In this article we will discuss about the effects of parasitic life on parasites and host.
Effects of Parasitic Life on Parasites:
In early parasitism there are no morphological changes in the parasite though physiological adaptations take place, later the following changes occur:
(a) There is a reduction in the organelles of locomotion’s, since the parasites are transported by the host, so that the locomotor organelles are simplified and finally lost. In some intestinal Sporozoa (Gregarina) only metaboly occurs, but in intracellular parasites (Plasmodium) there is no locomotion.
(b) The form and shape of the body become very simple with no complex organelles (Plasmodium).
(c) Organelles of fixation appear in some intestinal parasites (Gregarina).
(d) Organelles of nutrition are simplified (Balantidium) or even lost (Plasmodium) since food is absorbed by the body surface.
(e) Parasites acquire an ability for rapid multiplication to form numerous young ones, this ensures that at least some of the offspring will find a suitable host and continue the species (Plasmodium).
(f) Many have two hosts in their life cycle, and one of the hosts also acts as a vector to disseminate the parasite (Trypanosoma in man and tsetse fly).
Some parasites are restricted to a few hosts only, e.g., Gregarina in a few insects, or Opalina in Anura only, but some parasites have become adapted to a large variety of hosts, e.g., Trypanosoma is found in all classes of Vertebrates in which it parasitises some five hundred species.
Thus, in the development of host relationship the above two general trends are seen, this is due partly to the infective powers of the parasite, and partly to the degree of susceptibility of the host.
Effects of Parasitism on the Host:
The following pathological conditions may be caused by parasites in their hosts:
(i) Destruction of cells and tissues of the host may take place by movement or feeding activities of the parasite, e.g., Entamoeba histolytica eats the tissue cells of the colon and red blood corpuscles of the host; Plasmodium feeds on liver cells and erythrocytes.
(ii) Parasites may cause enlargement and disorders of lymph glands, spleen and liver, e.g., Leishmania or parasites may cause ulcers in the intestine, liver and brain, e.g., Entamoeba.
(iii) Parasites may secrete poisonous toxins which cause some disease in the host, e.g., Plasmodium causes malaria.

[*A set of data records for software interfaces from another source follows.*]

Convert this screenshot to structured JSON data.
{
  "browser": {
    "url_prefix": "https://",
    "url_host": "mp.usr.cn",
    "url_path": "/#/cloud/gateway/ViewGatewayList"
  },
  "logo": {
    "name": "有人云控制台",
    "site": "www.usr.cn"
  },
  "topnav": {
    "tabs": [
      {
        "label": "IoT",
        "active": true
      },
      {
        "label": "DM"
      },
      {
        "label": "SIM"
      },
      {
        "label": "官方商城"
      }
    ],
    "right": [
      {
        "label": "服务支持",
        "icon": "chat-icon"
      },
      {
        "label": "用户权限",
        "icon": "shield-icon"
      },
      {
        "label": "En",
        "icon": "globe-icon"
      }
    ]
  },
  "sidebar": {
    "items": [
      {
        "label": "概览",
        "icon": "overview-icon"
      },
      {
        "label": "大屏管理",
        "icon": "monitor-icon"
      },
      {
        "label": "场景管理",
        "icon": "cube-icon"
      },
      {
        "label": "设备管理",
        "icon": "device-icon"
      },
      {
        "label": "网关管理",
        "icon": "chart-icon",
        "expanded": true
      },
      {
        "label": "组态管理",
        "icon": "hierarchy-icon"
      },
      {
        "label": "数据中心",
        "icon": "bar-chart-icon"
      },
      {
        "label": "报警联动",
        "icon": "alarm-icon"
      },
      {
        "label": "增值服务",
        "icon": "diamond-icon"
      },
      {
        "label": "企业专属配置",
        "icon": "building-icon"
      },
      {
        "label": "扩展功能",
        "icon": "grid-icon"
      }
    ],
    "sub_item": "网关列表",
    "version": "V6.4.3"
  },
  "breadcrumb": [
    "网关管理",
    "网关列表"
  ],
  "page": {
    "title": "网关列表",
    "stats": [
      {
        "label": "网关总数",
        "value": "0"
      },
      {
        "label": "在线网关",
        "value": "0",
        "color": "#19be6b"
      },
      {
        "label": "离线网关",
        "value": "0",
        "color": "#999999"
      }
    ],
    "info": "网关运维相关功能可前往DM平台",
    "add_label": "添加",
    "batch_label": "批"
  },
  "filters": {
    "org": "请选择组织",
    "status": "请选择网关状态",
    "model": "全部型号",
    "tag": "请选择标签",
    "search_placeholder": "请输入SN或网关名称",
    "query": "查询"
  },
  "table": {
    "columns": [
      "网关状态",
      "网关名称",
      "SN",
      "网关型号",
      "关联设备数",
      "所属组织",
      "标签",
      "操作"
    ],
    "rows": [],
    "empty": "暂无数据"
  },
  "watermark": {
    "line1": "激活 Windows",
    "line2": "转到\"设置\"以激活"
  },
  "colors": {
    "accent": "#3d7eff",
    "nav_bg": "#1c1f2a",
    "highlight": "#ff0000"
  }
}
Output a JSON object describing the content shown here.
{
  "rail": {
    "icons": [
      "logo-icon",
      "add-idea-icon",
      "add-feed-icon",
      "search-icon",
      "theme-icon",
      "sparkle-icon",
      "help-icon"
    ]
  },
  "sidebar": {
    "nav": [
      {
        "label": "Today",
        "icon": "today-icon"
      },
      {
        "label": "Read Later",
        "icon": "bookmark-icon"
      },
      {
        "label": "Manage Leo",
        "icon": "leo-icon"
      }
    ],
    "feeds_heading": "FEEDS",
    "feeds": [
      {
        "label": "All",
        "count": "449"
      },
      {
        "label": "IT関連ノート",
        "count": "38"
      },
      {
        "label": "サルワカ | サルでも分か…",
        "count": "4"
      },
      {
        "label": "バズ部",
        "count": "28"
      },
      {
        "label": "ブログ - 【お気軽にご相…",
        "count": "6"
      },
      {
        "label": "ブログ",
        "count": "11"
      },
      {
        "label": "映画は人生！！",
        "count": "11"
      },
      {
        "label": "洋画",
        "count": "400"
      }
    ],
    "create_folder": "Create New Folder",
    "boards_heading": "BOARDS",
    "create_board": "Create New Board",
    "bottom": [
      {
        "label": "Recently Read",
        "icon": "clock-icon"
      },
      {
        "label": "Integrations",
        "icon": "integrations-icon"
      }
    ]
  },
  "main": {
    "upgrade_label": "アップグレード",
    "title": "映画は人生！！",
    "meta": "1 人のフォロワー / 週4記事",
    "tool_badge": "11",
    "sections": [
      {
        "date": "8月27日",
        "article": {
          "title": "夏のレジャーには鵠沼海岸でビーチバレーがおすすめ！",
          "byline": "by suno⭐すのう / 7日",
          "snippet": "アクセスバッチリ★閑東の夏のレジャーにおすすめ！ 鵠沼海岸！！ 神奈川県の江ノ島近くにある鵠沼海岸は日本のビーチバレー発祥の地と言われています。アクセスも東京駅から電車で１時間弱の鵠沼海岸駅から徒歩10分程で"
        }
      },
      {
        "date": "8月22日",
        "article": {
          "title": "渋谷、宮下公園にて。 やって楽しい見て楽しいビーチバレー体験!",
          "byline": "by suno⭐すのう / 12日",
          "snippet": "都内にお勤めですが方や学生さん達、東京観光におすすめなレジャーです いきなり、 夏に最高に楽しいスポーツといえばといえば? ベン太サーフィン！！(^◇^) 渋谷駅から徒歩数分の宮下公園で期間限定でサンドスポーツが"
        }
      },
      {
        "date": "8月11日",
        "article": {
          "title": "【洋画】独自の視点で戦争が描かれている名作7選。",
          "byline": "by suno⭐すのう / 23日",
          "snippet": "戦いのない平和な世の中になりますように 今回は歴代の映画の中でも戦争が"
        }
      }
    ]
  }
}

But in most cases of parasitism there is a mutual adaptation between the host and the parasite, the parasite is able to live and reproduce without any apparent injury, and the host offers a resistance or acquires an immunity against the parasite by producing antibodies which neutralize the effects of the parasite, or by becoming immune due to previous infection, or by increasing its powers of repairing and regenerating the injured tissue cells.
At times the host destroys the parasite by phagocytosis with the aid of leucocytes or cells of the spleen, bone marrow and liver.
The host may succeed in destroying the parasite or it may remain infected but become immune, so that it becomes a carrier of the parasite. Generally there is a delicate adjustment between the parasite and the host and they come to an elaborate compromise, if this mutual adjustment is lacking, then either the parasite is killed or the host is destroyed.